=== Work request ===
Pictures aside, return all of the records exactly as they stand.

=== Entries shown ===
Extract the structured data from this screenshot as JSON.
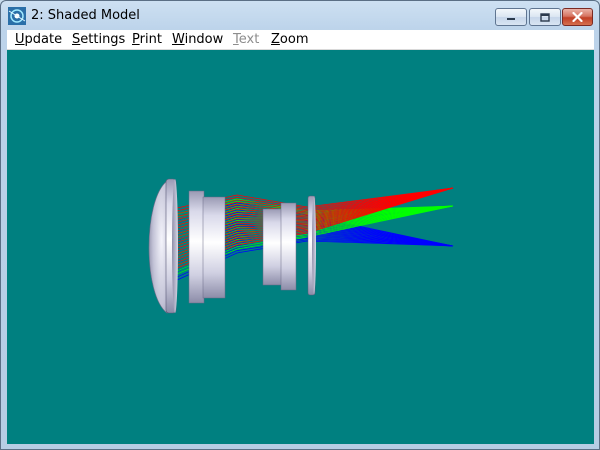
{
  "window": {
    "title": "2: Shaded Model",
    "icon": "lens-app-icon"
  },
  "menubar": {
    "items": [
      {
        "label": "Update",
        "mnemonic": "U",
        "rest": "pdate",
        "enabled": true
      },
      {
        "label": "Settings",
        "mnemonic": "S",
        "rest": "ettings",
        "enabled": true
      },
      {
        "label": "Print",
        "mnemonic": "P",
        "rest": "rint",
        "enabled": true
      },
      {
        "label": "Window",
        "mnemonic": "W",
        "rest": "indow",
        "enabled": true
      },
      {
        "label": "Text",
        "mnemonic": "T",
        "rest": "ext",
        "enabled": false
      },
      {
        "label": "Zoom",
        "mnemonic": "Z",
        "rest": "oom",
        "enabled": true
      }
    ]
  },
  "viewport": {
    "background": "#008080",
    "model": "shaded-lens-assembly",
    "ray_colors": [
      "#ff0000",
      "#00ff00",
      "#0000ff"
    ]
  }
}
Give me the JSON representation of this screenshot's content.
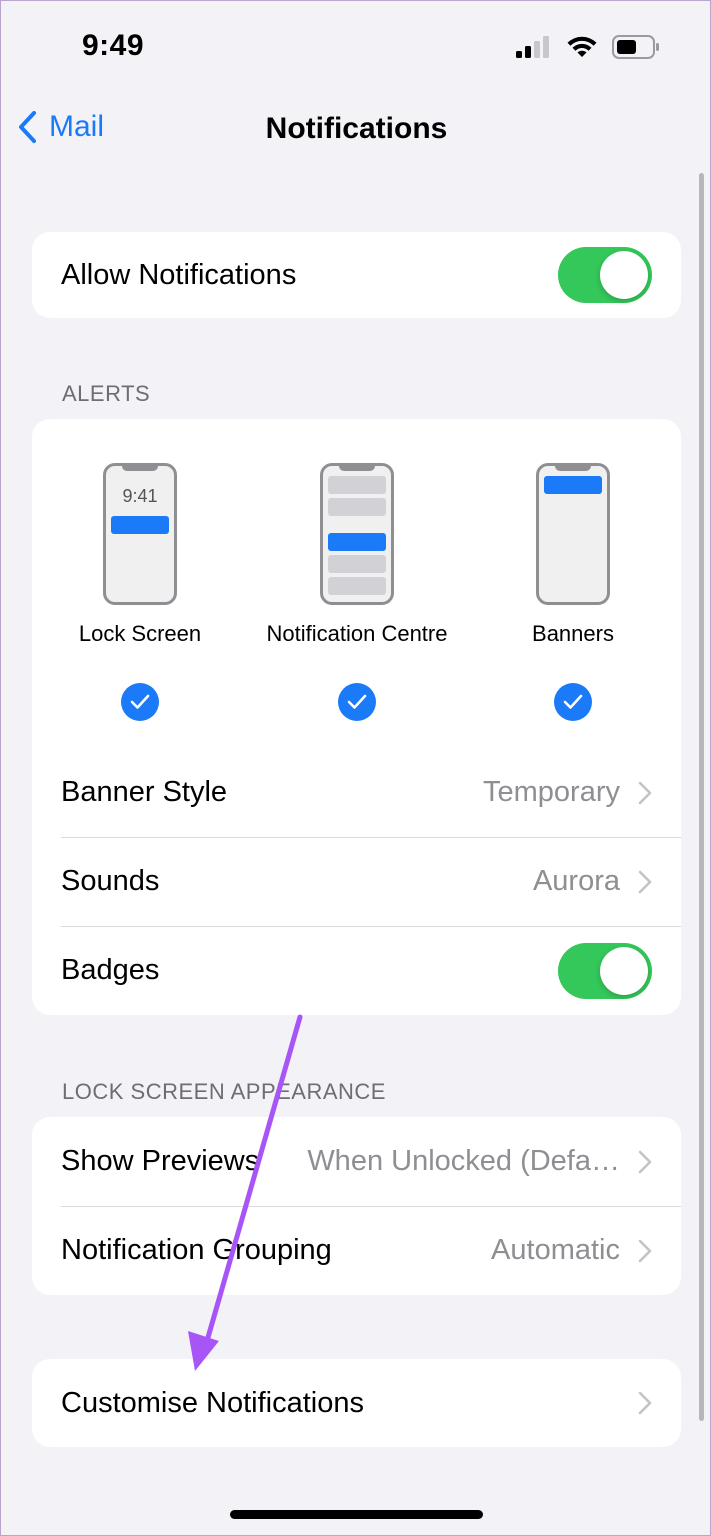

=== Solution to the problem ===
Extract the structured data from this screenshot as JSON.
{
  "window": {
    "title": "2: Shaded Model",
    "icon": "lens-app-icon"
  },
  "menubar": {
    "items": [
      {
        "label": "Update",
        "mnemonic": "U",
        "rest": "pdate",
        "enabled": true
      },
      {
        "label": "Settings",
        "mnemonic": "S",
        "rest": "ettings",
        "enabled": true
      },
      {
        "label": "Print",
        "mnemonic": "P",
        "rest": "rint",
        "enabled": true
      },
      {
        "label": "Window",
        "mnemonic": "W",
        "rest": "indow",
        "enabled": true
      },
      {
        "label": "Text",
        "mnemonic": "T",
        "rest": "ext",
        "enabled": false
      },
      {
        "label": "Zoom",
        "mnemonic": "Z",
        "rest": "oom",
        "enabled": true
      }
    ]
  },
  "viewport": {
    "background": "#008080",
    "model": "shaded-lens-assembly",
    "ray_colors": [
      "#ff0000",
      "#00ff00",
      "#0000ff"
    ]
  }
}
Give me the JSON representation of this screenshot's content.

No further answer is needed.